But such inequality of incomes is likely to have harmful effects on society. It disturbs the smooth working of the productive system. In a rich society, the luxury articles or non-essential items of consumption are produced in large quantities; as a result there is shortage most essential consumer goods. Moreover, when aggregate consumption in is low, as the poor people have limited of income; there may be economic depression.

Methods of reducing inequality:

The degree of inequality of incomes can be reduced by:

(i) Reducing the incomes of the rich people and


(ii) Increasing in the incomes of the poor people.

(a) Incomes of the rich people can be reduced by adopting the following measures:

(1) Unearned incomes, land rent, profits, etc. are to be taxed at high rates and black money is to be seized or to be taxed at panel rates.

(2) Income and property are to be taxed at progressively higher rates, i.e., the rates of tax should increase faster than the increase in people’s incomes and wealth.

(3) Restrictions are to be imposed on inheritance by progressive death duties. Similarly, taxes are to be imposed at high rates on the gifts. Inherited fortunes are to be taxed at progressively higher rates.

(4) Growth of monopolies is to be controlled, so that there is no undue concentration of wealth and economic power in private hands.


(5) There may be also a ceiling, i.e., maximum limit on personal incomes, as also an urban as well as rural property.

(6) Most of profit making concerns are to be nationalised.

(7) Restrictions are to be imposed on the acquisition of private property.

(b) Along with these measures, steps are also to be taken to increase the incomes of the poor people by adopting the following measures:

(i) Benefit schemes particularly for the rural poor such as employment, housing, etc. are to be undertaken to increase their income and opportuni­ties.

(ii) Minimum wage laws are to be passed and these laws should fix the minimum wages for all recognised occupations.


(iii) The resources that are taken from the rich people are to be spent for the benefit of the poor people for their education, health, social security, etc.

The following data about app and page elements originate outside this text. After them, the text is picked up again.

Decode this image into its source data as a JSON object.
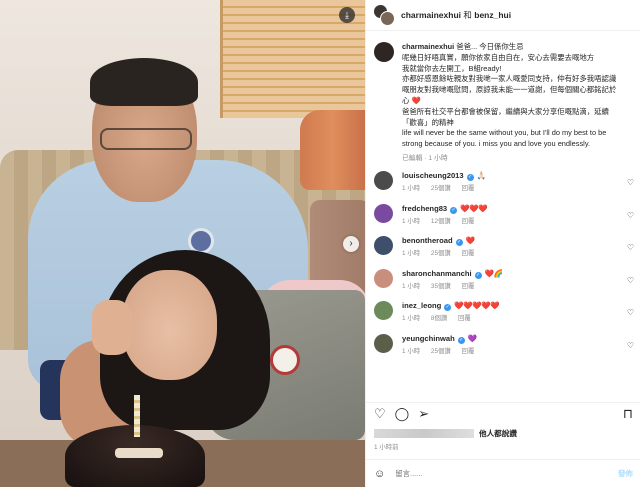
{
  "header": {
    "user1": "charmainexhui",
    "connector": "和",
    "user2": "benz_hui"
  },
  "caption": {
    "user": "charmainexhui",
    "lines": [
      "爸爸... 今日係你生忌",
      "呢幾日好唔真實，願你依家自由自在，安心去需要去嘅地方",
      "我就當你去左開工，B組ready!",
      "亦都好感恩餘咗親友對我哋一家人嘅愛同支持，仲有好多我唔認識",
      "嘅朋友對我哋嘅慰問，原諒我未能一一道謝，但每個關心都銘記於",
      "心 ❤️",
      "爸爸所有社交平台都會被保留，繼續與大家分享佢嘅點滴，延續",
      "「歡喜」的精神",
      "life will never be the same without you, but I'll do my best to be",
      "strong because of you. i miss you and love you endlessly."
    ],
    "meta": "已編輯 · 1 小時"
  },
  "comments": [
    {
      "user": "louischeung2013",
      "verified": true,
      "text": "🙏🏻",
      "time": "1 小時",
      "likes": "25個讚",
      "reply": "回覆",
      "avatar_color": "#4b4b4b"
    },
    {
      "user": "fredcheng83",
      "verified": true,
      "text": "❤️❤️❤️",
      "time": "1 小時",
      "likes": "12個讚",
      "reply": "回覆",
      "avatar_color": "#7a4aa0"
    },
    {
      "user": "benontheroad",
      "verified": true,
      "text": "❤️",
      "time": "1 小時",
      "likes": "25個讚",
      "reply": "回覆",
      "avatar_color": "#3d4f6a"
    },
    {
      "user": "sharonchanmanchi",
      "verified": true,
      "text": "❤️🌈",
      "time": "1 小時",
      "likes": "35個讚",
      "reply": "回覆",
      "avatar_color": "#c98f7c"
    },
    {
      "user": "inez_leong",
      "verified": true,
      "text": "❤️❤️❤️❤️❤️",
      "time": "1 小時",
      "likes": "8個讚",
      "reply": "回覆",
      "avatar_color": "#6c8a5a"
    },
    {
      "user": "yeungchinwah",
      "verified": true,
      "text": "💜",
      "time": "1 小時",
      "likes": "25個讚",
      "reply": "回覆",
      "avatar_color": "#5b5f4a"
    }
  ],
  "icons": {
    "like": "heart-icon",
    "comment": "comment-icon",
    "share": "share-icon",
    "save": "bookmark-icon",
    "download": "download-icon",
    "next": "chevron-right-icon",
    "emoji": "emoji-icon"
  },
  "likes": {
    "others": "他人都說讚"
  },
  "time": "1 小時前",
  "comment_box": {
    "placeholder": "留言......",
    "post": "發佈"
  },
  "colors": {
    "link": "#0095f6",
    "verified": "#3897f0",
    "muted": "#8e8e8e"
  }
}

Old age, pensions, sickness insurance schemes, medical benefits, hospital facilities for the poor people, free education, etc. are the several measures which are undertaken by many modern countries to reduce the inequality of incomes.

(iv) The government should also supply necessary consumer goods to the poor people at fair prices through the public distribution system. More and more employment is to be created for the people of low-income groups.

Effects of these measures:

It is to be noted that inequality of incomes will remain in a modest market-based economy where there is a freedom of private property and enterprise. It is only in the socialistic society where equality of income and property can be established within a short period of time by state acquisition of the means of production. In developed countries like India, the government has been directing its economic policy towards the goal of equal distribution of income and wealth.